The Spanish squad works the dogs. Icelandic squad members say they're more at home searching for avalanche survivors, but for the moment, they and other rescue workers are driving through the wreckage of Haiti's capital city.
False Reports Of Survivors
Despite the early hour, the streets are choked with people. The first stop for the search and rescue team is a flattened hotel in what could be charitably described as a dicey neighborhood.
The rescue workers put on their hard hats as they pass through one particularly unruly stretch. Looters cart off bags of rice and anything they can lay their hands on.
Michael Olafsson, the safety officer with the Icelandic team, says the area is considered a red zone.
"You notice on the way there were local militias guarding," he says. "You could see how they were taking toll of people going past."
The convoy passes block after block of flattened buildings before finally stopping in front of the hotel. Local rescue organizations said they had received reports that people could be trapped under the building. Olafsson says that often, the reports are nothing more than rumors, but they have to be checked out. While the rescue workers unload the trucks, squad leader Magnus Hakonarson talks to locals watching the operation.
How The Rescue Works

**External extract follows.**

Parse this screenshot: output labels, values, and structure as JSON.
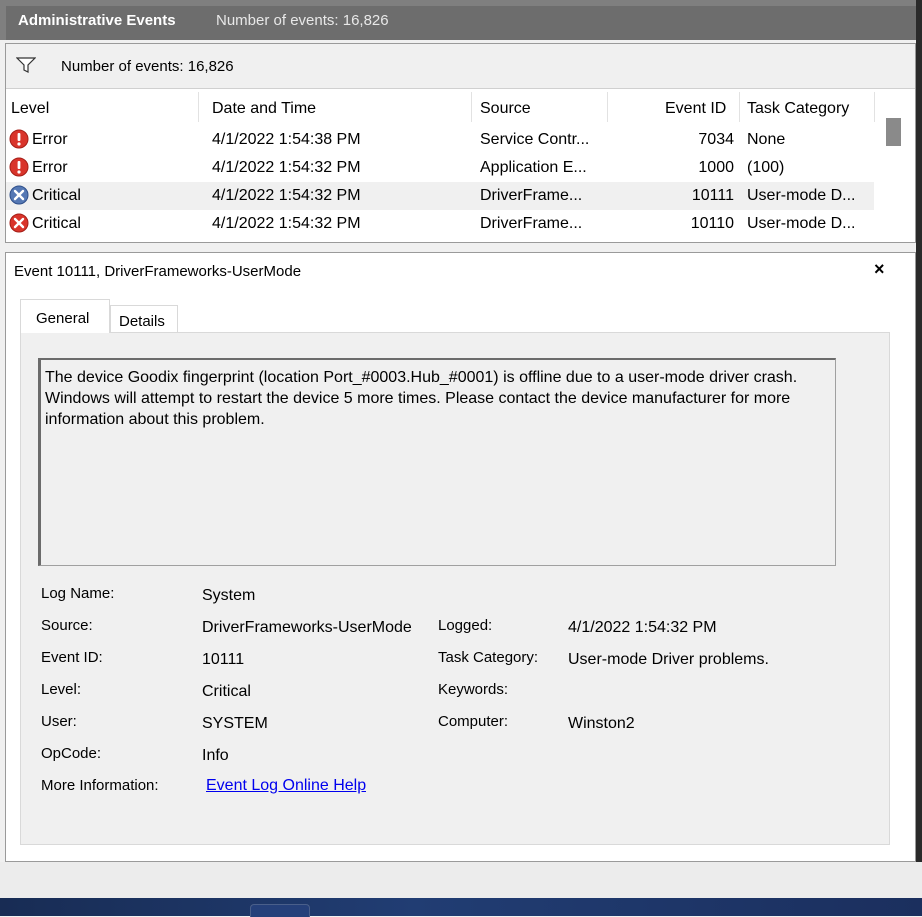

With the aid of a translator, Hakonarson starts to get information. He draws a rough sketch of the hotel. The search team sends dogs into the destroyed hotel.
A dog will mark his spot if he detects anything, says Petur Goodmundsson, a paramedic and technology specialist.
"They bark or turn their head in a special way. And the dog handler knows his dog. So the dogs mark in a different way," he says.
If two dogs indicate there may be a person still alive, a listening device is installed. Rescue workers will knock on the concrete. Goodmundsson says they're not expecting to hear the word "help."
"We are listening for noises and people moving or people knocking," he says. "Like once we found yesterday the person was knocking, so we told them, 'Knock three times,' and they knocked three times. Then we know it's not the water dripping or animals, rats, something like that," he says.
If they can talk to the survivor, rescue workers try to determine if anyone else is trapped.
'Searching Is Easy; Leaving Is Difficult'
Despite all the efforts to find someone at the hotel, it's determined there are no survivors, and the teams start packing up. Next stop is the University of Haiti. As the trucks head off, squad leader Hakonarson says it's tough leaving the various locations.
"Searching is easy. Leaving an area with relatives, that's a difficult thing," he says.
By the time they reach the university, a search and rescue group from the U.S. is already working the area. But local people start approaching the group, saying they are sure people are alive in a number of other buildings. The rescue crews question each person.
It is a long process and requires looking around damaged buildings, says Erlander Birgisson, a structural engineer on the Icelandic squad.
"I can see from the pictures they took, it's very unstable," he says, studying a structure. "If we have an aftershock, this will go down. A small tremor, yes, will bring this down."
Birgisson says it's incredibly difficult to try to rescue people in the ruins of a city this size, with so many houses — and with so little time remaining.